When you first meet Ron and Barbara Hallebach, you might think they're newlyweds. They take long walks together and they still hold hands. You'll even find them stealing kisses from each other.

The couple wanted to publicly express their admiration for one another by ordering personalized license plates.

Currently, Ron's car displays the plate RNB8888. It's somewhat of a cryptic message, but it actually means something to this couple.

"Our initials are R and B, which stands for Ron and Barb, and 8888 stands for our wedding anniversary," Barbara said. "We were married on Aug. 8, 1988, in Sedona, Arizona."

It sounds logical and since Barbara drives around a lot, she wanted to get a similar license plate.

So, she ordered RNB, except she dropped one of the plate numbers to just 888. In other words, the plate would read RNB888.

However, after paying Arizona's Motor Vehicle Division for the personalized plate, the agency wrote Barbara a letter with bad news.

"It was denied because they said it could be offensive and possibly misleading to the public," she said.

Wait a minute. How could her husband's license plate be acceptable, but dropping the last number on her license plate make it offensive or misleading?

The Hallebachs said they were puzzled and appealed the ruling. But, the decision was denied a second time.

Barbara and Ron say they don't mind the denial, but the explanation they say is head-scratching and they couldn't get anyone at the Arizona Department of Motor Vehicles to explain the matter.

So, the couple contacted 3 On Your Side in hopes of getting an answer.

"We just want to see if there is any chance that Gary Harper could find out something that we couldn't because it made no sense to us," Barbara said.

A spokesman with MVD wasn't quite sure why the plate request would be deemed offensive or misleading either. However, the agency said it would be happy to look into the matter to ensure the correct decision was made or at least provide a definitive explanation for the denial.

Barbara said she and her husband would really like to have the personalized plate, but even if it's denied again they'd like to hear how their plate request could be construed as being offensive.

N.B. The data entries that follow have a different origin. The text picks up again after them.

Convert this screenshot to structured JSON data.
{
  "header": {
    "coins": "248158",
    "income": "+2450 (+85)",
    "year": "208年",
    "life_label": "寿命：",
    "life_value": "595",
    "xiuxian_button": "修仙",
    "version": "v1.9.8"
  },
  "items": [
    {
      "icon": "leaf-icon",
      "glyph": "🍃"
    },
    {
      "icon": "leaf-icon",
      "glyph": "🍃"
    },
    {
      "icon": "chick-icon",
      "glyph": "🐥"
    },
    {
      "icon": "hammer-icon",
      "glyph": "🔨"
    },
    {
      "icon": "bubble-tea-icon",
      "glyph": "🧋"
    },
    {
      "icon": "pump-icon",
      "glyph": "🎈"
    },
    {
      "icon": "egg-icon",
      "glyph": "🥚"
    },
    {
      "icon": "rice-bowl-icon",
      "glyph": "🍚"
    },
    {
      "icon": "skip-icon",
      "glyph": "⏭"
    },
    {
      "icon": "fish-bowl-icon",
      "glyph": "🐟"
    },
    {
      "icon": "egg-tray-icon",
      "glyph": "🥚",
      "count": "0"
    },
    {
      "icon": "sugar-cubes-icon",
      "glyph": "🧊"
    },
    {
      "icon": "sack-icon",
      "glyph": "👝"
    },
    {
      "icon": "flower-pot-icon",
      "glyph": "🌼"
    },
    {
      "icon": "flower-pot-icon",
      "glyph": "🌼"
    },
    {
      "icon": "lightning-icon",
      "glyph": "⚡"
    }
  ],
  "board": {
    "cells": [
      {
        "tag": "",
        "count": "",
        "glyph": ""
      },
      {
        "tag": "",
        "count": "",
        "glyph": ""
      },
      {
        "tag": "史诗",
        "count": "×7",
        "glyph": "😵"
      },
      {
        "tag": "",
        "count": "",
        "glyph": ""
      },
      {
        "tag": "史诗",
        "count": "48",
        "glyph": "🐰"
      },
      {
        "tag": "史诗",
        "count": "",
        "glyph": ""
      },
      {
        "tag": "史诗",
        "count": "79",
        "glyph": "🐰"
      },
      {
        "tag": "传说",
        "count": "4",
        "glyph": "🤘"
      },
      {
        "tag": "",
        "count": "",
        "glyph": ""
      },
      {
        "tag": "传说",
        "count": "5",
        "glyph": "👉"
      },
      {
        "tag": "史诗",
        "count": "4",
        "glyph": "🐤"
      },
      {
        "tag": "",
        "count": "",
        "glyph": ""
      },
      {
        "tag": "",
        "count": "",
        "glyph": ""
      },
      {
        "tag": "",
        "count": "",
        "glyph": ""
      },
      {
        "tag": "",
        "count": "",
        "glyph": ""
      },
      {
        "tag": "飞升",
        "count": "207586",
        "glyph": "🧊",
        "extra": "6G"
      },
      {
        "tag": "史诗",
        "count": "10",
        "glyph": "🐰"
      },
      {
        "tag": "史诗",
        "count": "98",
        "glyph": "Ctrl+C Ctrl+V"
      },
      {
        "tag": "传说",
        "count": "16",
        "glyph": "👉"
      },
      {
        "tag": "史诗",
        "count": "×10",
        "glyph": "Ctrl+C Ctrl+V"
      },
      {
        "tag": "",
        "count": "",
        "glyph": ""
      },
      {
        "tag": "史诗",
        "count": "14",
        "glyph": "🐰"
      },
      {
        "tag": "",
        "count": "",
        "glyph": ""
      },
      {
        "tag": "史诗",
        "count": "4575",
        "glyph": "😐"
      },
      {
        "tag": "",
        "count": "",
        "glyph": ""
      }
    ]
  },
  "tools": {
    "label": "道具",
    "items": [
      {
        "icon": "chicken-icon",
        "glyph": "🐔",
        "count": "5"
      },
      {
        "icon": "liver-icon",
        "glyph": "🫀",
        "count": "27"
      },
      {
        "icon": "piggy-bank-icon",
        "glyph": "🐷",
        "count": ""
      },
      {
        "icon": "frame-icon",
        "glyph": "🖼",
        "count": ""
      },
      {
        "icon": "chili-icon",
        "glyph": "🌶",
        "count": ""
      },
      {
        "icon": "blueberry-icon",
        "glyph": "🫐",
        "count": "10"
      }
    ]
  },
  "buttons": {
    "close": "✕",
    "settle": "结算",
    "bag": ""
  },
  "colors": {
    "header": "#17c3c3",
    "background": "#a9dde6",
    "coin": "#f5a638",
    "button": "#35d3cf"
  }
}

"It's just our initials and our anniversary date for a loving couple," Barbara said.

MVD continues to look into the matter. 3 On Your Side expects to hear back from them next week and we will do a follow-up report.